Study Suggests Additional Background Checks Deter Gun Deaths
Local and state checks can lead to fewer homicides and suicides
In the 2007 Virginia Tech massacre,
the deadliest one-man shooting rampage in U.S. history, Seung-Hui Cho
killed 32 people with guns he purchased from licensed dealers. Under
federal law, Cho should have been forbidden to purchase firearms since
a judge had deemed him to be mentally ill, but the National Instant
Criminal Background Check System (NICS)—the mandatory database that
licensed gun dealers use to screen customers—showed no record of his
In the wake of the Virginia Tech massacre and the renewed gun control debate that followed, nonpartisan researchers from the Medical College of Wisconsin (MCW) questioned whether more thorough background checks could have prevented Cho from obtaining those guns. They conducted a study comparing firearm homicide and suicide rates across states.
The Brady Handgun Violence Prevention Act requires all states to screen gun buyers against the NICS, but individual states can require additional checks. Seventeen states, including Wisconsin, also use additional state-level background checks, and 12 states use local-level checks.
These additional checks can unearth disqualifiers that the NICS overlooks. For instance, local records may show that an individual has been convicted of a crime or has become the subject of a restraining order before sluggish federal records do. In particular, local records may be more up-to-date on an individual’s mental status. In Cho’s case, his federal file was woefully incomplete.
“NICS is supposed to have information on all factors that would disqualify someone from purchasing a firearm, but mostly it focuses on whether someone has been convicted of a felony,” explains Dr. Peter Layde, who co-authored the MCW study with Steven A. Sumner and Clare Guse. “In some other areas, the database doesn’t appear to be as complete.
There’s special concern over issues of mental illness.”
A Big Loophole Remains
The MCW researchers found that states that implemented local-level background checks had 22% lower firearm homicide rates and 27% lower firearm suicide rates than states that relied on just the federal check. States with statelevel background checks also had lower rates of firearm suicides and homicides than states without them, but local checks appear to be the most effective.
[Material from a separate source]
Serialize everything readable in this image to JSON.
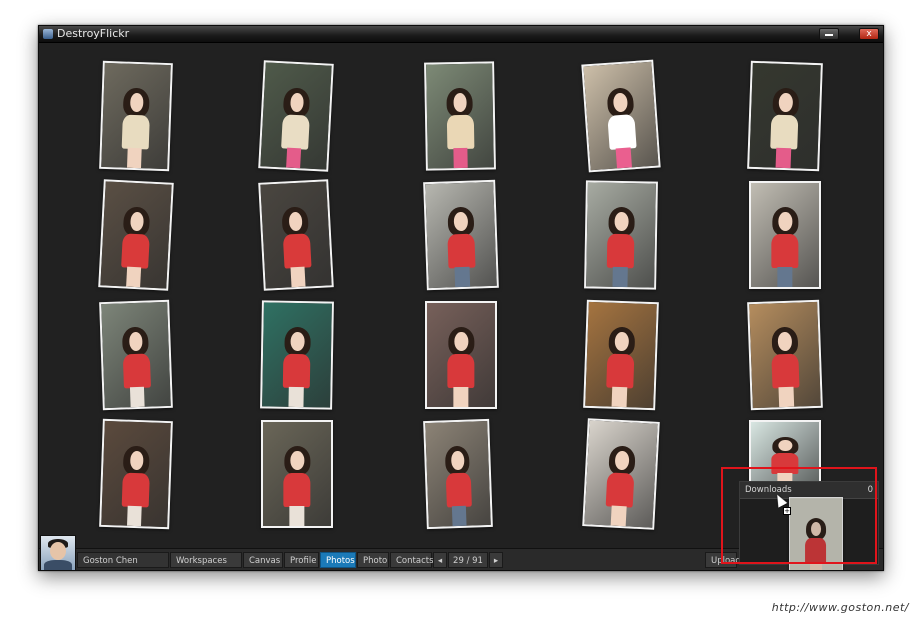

Given the results, Layde suggests two policy approaches: More states could include local agencies in the background checking process, or the NICS could be supplemented with additional information on factors where local records may be more complete.
Jeri Bonavia, executive director of the Wisconsin Anti-Violence Effort, says that the study shows that background checks work, and that they are more effective when they are more thorough. She adds, however, that even requiring additional background checks at licensed dealers will not address the biggest contributor to gun violence: the private sale of guns.
“If you’re buying a gun from a licensed gun dealer, you need to show identification and go through a background check,” Bonavia explains. “But if you buy a gun from an unlicensed dealer or private seller, which is perfectly legal, there’s no background check required, no ID required. Those sales are legal in Wisconsin and they are the source of the vast majority of crime guns … about 90% of crime guns in Wisconsin and nationwide come from this secondary market.”
Addressing this loophole, she says, is imperative to reducing the firearm homicide rate. “It’s amazing to me that we’re asking the question ‘how are these criminals getting guns?’ when we’re not even trying to prevent them,” she said.